TRENT'S WALK IN THE BELIZEAN JUNGLE (Part Two)
Is brought to you by "Grand Belizean Estates" the next place to call home.
Hey, I didn't get to finish my blog the other day, so wanted to give you the rest of it now. I still have more to come, this is just what I have for the moment.
I will have several more of these posts on "walk in the Belizean jungle", because I am discovering that there are a lot of really cool, animals not to far from my house. Some of the residents here on the island - believe it or not, live with crocodiles under their houses, which are built on stilts. The owner feeds them, and the crocodile seems to guard the house like a watch dog. Not really mom's cup of tea, but I thought it was cool.

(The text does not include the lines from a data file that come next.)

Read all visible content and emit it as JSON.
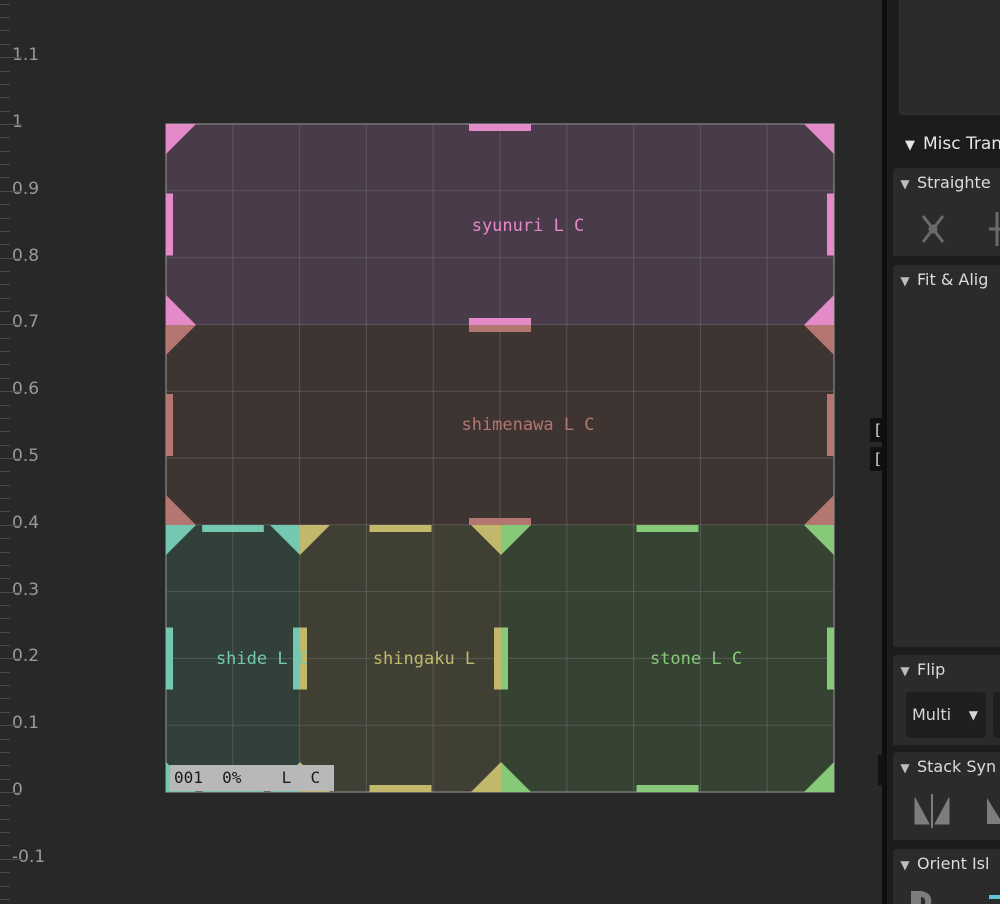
{
  "ruler": {
    "ticks": [
      "1.1",
      "1",
      "0.9",
      "0.8",
      "0.7",
      "0.6",
      "0.5",
      "0.4",
      "0.3",
      "0.2",
      "0.1",
      "0",
      "-0.1"
    ]
  },
  "uv_islands": [
    {
      "id": "syunuri",
      "label": "syunuri  L  C",
      "color": "#e58ac8",
      "fill": "#4a3b4b"
    },
    {
      "id": "shimenawa",
      "label": "shimenawa  L  C",
      "color": "#b37670",
      "fill": "#3e3533"
    },
    {
      "id": "shide",
      "label": "shide  L  C",
      "color": "#74c7b0",
      "fill": "#314039"
    },
    {
      "id": "shingaku",
      "label": "shingaku  L  ",
      "color": "#c2b86c",
      "fill": "#403f34"
    },
    {
      "id": "stone",
      "label": "stone  L  C",
      "color": "#86c978",
      "fill": "#364333"
    }
  ],
  "status": {
    "info": "001  0%",
    "lc": " L  C"
  },
  "side_brackets": [
    "[s",
    "[s"
  ],
  "panel": {
    "misc_title": "Misc Tran",
    "sections": {
      "straighten": "Straighte",
      "fit_align": "Fit & Alig",
      "flip": "Flip",
      "stack": "Stack Syn",
      "orient": "Orient Isl"
    },
    "flip_dropdown": "Multi"
  }
}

We see these in and around the shore lines in Belize (late afternoon) all the time. In fact, some of the locals started taking a rope and putting a raw chicken on it and tried to lure the crocodiles from the waters edge as a show for tourists. The government soon got wind of it and a sign was posted up, stating that it was illegal to feed the crocodiles now.
I will tell you flat out, DO NOT swim in any lakes or lagoon down here. Swimming pools and ocean front are your best bet for swimming. Crocodiles don't like crystal clear blue water - being agitated by waves. They like calm, murky water - so stay out of the local lakes, rivers, and lagoons in this country. Having said that, now let's talk CROCS!
In Belize we say "alligator" in reference to our largest reptile, when it fact we mean crocodile. That's how it is down here, we call things by all different names, other than what their real name is. As a matter of fact, it is their teeth, that make the difference between whether its a crocodile or an alligator. When the reptile closes its mouth, the elongated tooth on each side of its huge lower jaw fits into a notch on the outside of the upper jaw - it's front teeth also hang out, over its chin; when the reptile closes its mouth. If you see this, then it's a crocodile, not an alligator. Can you see in the picture above, how the crocodiles front teeth are hanging over his lower jaw? We'll that's a characteristic of a crocodile.
These animals move by the temptation of the flesh, ANYONE'S FLESH! For hours on end, they will lie in wait - in excellent imitation of a log, their ears, eyes and nostrils aligned upon the water, with their powerful tails executing secret maneuvers beneath the surface. Their skin is as tough as their outlook on life, and because of this, they have the tendency to endure and survive.
Crocodiles will continue to grow throughout their lives. Salt-water crocodiles are the largest, some measuring 23 feet and weighing over a ton. Our Morelet's crocodile, is one of the smallest, attaining a length of only 8 feet, but our other species, the American crocodile, grows decidedly longer.
These beasts like to hang out near creeks, ponds, streams, rivers, lagoons. They like to hide in mangrove swamps or stormtide lowlands. Believe it or not, the male actually goes acourting, first staking out and patrolling a chosen aquatic territory. All alligators and crocodiles are egg layers, and have a high reproduction rate - necessary to counteract their propensity for eating their own young. Between 20 and 70 eggs are produced and either left above ground or plastered up in security vault made of mud and grasses, near a water source. It conditions, temperature and humidity remain stable within the chamber, it will take about 74 days for these eggs to incubate.
When they are ready to attack the world, these little hatchlings begin to squeal to attract the attention of the adults to come and let them out (or eat them!). They are tended by their parents for up to four months, and the young may stay in the vicinity of the nest for as long as eighteen months. Initially they feed on water bugs, then on fish and frogs, and carrion. In turn storks, egrets, and herons, raccoons and foxes feed on them, and the degree of mortality is acute. However, if they do manage to survive, only men and anacondas are enemies of the adult crocodile.
That's it for now, I have several more of these walks in the jungle that we will do - but I only have time to do a little here and there. This week I'm taking an American Sign Language class. We are having great fun and I am learning alot. In the next few posts, I want you to meet some of my deaf friends.
Hi, my name is Trenton S. Turley. I've been living in Belize now for 11 years. Hope you enjoy reading my many blog posts. I write about things, that are passionate to me.
SNAKES OF BELIZE!
Check out, my my current blog series on Snakes of Belize.